Working in two dimensions, Wang's teamincluding post doctoral researcher Xiaohua Liu and graduate students Sa Zhou and Yongjing Linproduced a web that under a microscope resembles a tree with all branches growing in the same perpendicular direction from the trunk. Wang said basic nano structures are typically created in zero or one dimension.
Wang and his team report on their accomplishment in the international edition of the German Chemical Society journal Angewandte Chemie.
Wang described the structure his team grew as one homogenous single crystalline material with many fine features that provide a high amount of surface area. The nanonets can be used for electronics because the creation of nano-scale wires is far beyond what can be achieved with photolithography, he said.
Wang said the material showed very good electrical conductivity through high quality connections of the nanonet. Titanium disilicide has been proven to absorb light across a range of the solar spectrum, is easily obtained, and is inexpensive, Wang said.
Wang's team is focusing research for the time being on energy-harvesting applications. The goal is to utilize the high conductivity of the structure and put another layer of material around it to absorb light and allow those electrons to be carried away very efficiently by the nanonets, he said.
The team plans to stick with titanium and silicon because they are both abundant and relatively inexpensive elements, Wang said.
"If you you want to develop sustainable energy you need to use materials that are common to scale it up to meet the so-called terawatts challenge," he said.
The team has already submitted a second manuscript for publication detailing further study of the nanonets and expects it to be published in roughly four months, Wang said.
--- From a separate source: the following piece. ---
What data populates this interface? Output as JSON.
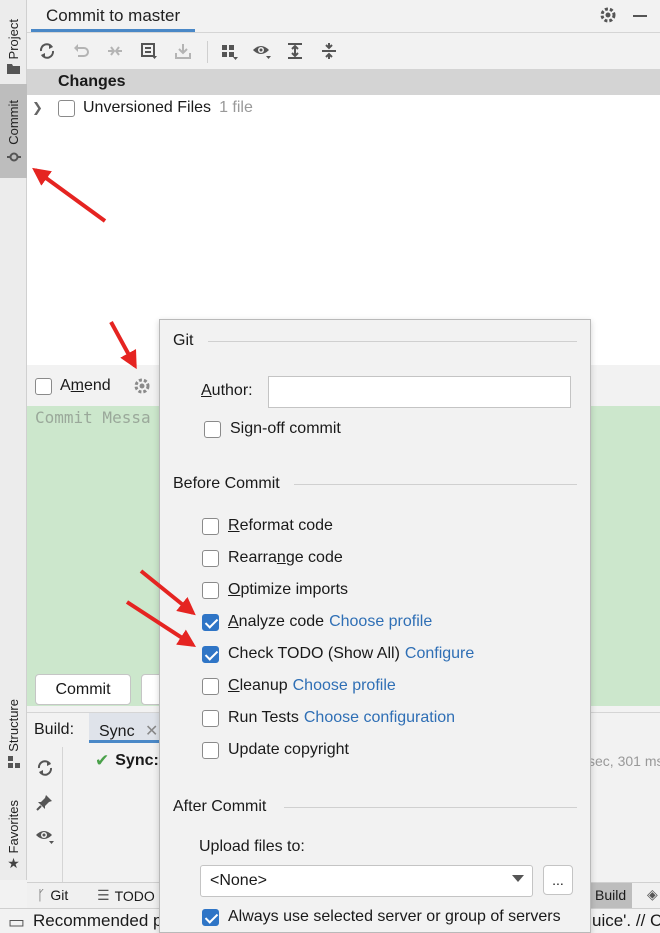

Access to the full paper produced by Wang's team can be purchased here.